Continue below to read my review of the book brought to you by Xpresso Book Tours and Julie Gilbert!
'Cemetery Songs' by Julie Gilbert is the story of Apollonia Stone.. a girl who can hear the final thoughts of the dead. Struggling with her circumstances, a biracial teenager adopted into a transracial family who lives in one of those small towns with minimal diversity, her path to self-acceptance is littered with challenges.
When she finds out her birthmother has died, she starts to slip. In an emotional spiral, she accidentally sets fire to the high school, falls way behind in her classes, drives away her friends, and gets suspended from her job. To make things even worse, a former classmate witnesses the fire incident and blackmails her into helping him break the law.
Despite the way things begin between them, Polly has mixed feelings for her extortionist.. Billy Meyer. She's a compassionate girl and things aren't great for him either. So, naturally the more she comes to know of his story, the more conflicted she finds herself.
Volunteering for the city archive, amidst a research trip to a local cemetery.. Polly discovers a ghost she can actually communicate with. Harrison Card.. a kind, charming teenager who died mysteriously in the 1920's.. spurs her curiosity and her determination to find out more about what happened to him.
I was really intrigued by the premise of the book, which I felt sounded creative and would deal with some serious real world issues. The first half though.. is both incredibly slow and quite dull. I understand about slow building backstories and developing characters. That wasn't the problem. It was just monotone story telling. Though there were multiple people in scenes, initially.. none of them had any real distinction. No unique voices to separate them.
Around the midway point there was a definitive shift in the narration and dialogue. As Billy and Harrison emerged more openly across the pages, those personalities finally began to unfold. The voices of both boys and Polly becoming clearer.. brighter. From that point on, I was hooked. Though my main investment was in Billy and Polly.. I was eager to see how Harrison's story played out as well.
As for those important topics.. I just didn't think they were done as well as they could have been. Despite the author's personal background, the prose didn't feel as if it connected with the important issues that the story addressed. Likewise, aspects of Harrison's story were interesting. The author did touch on some culturally significant history, but seemed to skim over much of the emotional and psychological affects of the despicable behavior experienced by the characters.. which left it feeling kind of thin.
That being said, Gilbert is still a solid writer. The story is concise and well-told. After the midway point, which I just feel was a little too long to wait to get things moving.. I eagerly poured through the rest of the text.. and she did have me blinking back tears a couple of times. Just, not necessarily where I think she should have.

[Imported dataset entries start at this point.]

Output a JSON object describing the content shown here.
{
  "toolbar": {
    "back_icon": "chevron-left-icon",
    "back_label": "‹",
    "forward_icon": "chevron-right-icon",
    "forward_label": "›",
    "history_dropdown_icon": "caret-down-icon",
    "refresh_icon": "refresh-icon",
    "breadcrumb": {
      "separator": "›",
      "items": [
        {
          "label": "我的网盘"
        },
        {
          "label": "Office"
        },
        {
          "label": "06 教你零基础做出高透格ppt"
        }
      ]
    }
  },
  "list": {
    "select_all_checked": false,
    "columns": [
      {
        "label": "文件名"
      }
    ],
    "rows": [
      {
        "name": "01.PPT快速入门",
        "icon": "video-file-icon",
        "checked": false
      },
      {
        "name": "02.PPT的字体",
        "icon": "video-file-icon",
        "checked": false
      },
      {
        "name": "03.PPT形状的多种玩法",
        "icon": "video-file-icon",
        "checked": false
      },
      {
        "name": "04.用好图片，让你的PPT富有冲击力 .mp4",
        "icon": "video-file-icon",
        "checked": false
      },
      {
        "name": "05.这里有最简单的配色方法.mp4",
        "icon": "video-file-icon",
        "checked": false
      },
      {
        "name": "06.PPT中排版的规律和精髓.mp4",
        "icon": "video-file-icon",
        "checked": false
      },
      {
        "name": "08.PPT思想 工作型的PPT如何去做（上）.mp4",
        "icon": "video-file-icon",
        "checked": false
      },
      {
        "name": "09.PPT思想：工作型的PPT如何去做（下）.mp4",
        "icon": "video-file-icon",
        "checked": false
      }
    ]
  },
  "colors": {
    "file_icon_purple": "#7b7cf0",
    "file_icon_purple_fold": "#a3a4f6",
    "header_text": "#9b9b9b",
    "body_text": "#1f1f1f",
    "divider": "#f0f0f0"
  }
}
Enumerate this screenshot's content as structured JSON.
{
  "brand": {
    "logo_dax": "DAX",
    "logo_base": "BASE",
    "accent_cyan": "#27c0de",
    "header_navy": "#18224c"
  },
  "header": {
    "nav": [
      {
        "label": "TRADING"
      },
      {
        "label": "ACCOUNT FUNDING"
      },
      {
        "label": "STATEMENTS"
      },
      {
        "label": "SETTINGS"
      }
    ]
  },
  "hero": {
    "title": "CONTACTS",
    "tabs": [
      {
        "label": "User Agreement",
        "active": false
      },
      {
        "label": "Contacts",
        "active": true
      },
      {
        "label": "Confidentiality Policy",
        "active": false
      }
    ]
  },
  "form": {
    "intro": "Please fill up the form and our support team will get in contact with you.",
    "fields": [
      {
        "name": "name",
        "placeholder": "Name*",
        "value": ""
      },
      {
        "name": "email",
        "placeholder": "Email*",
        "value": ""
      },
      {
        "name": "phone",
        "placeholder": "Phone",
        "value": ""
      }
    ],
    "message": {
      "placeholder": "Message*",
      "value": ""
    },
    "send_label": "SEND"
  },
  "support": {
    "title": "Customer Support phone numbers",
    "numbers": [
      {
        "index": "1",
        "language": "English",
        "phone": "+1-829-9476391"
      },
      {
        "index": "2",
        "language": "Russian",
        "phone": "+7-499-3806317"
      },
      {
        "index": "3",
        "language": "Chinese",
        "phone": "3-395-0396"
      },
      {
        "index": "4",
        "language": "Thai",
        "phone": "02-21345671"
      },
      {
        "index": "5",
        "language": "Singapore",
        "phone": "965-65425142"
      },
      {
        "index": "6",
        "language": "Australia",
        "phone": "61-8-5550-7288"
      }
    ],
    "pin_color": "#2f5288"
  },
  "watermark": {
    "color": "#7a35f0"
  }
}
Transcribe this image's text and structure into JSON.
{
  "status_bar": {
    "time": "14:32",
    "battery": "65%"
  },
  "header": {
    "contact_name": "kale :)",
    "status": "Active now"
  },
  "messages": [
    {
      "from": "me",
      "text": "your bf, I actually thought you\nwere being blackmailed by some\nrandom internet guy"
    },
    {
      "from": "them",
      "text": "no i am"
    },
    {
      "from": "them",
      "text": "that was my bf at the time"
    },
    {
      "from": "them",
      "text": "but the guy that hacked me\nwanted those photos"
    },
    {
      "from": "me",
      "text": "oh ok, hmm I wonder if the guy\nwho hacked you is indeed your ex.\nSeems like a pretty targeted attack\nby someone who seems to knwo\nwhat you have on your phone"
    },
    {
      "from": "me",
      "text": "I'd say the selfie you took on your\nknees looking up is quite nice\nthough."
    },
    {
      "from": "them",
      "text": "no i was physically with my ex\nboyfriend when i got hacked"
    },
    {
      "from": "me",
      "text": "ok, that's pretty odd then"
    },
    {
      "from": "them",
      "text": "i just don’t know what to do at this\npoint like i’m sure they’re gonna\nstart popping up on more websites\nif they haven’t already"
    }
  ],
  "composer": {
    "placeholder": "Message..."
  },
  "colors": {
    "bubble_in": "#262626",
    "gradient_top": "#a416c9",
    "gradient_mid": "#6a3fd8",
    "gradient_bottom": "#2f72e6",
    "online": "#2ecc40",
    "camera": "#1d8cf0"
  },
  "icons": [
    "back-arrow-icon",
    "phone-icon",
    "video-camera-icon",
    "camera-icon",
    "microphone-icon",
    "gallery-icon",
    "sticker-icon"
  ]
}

All-in-all, regardless of the few constructive criticisms above.. it's a worthwhile read. If for no other reason than to open eyes to some of the horrors of the past.. present.. and probably still the future ahead, to encourage the reader to learn more about these types of incidents on their own, and to raise awareness of the world around us.. to the real things others are still struggling with every day.. give this book a chance.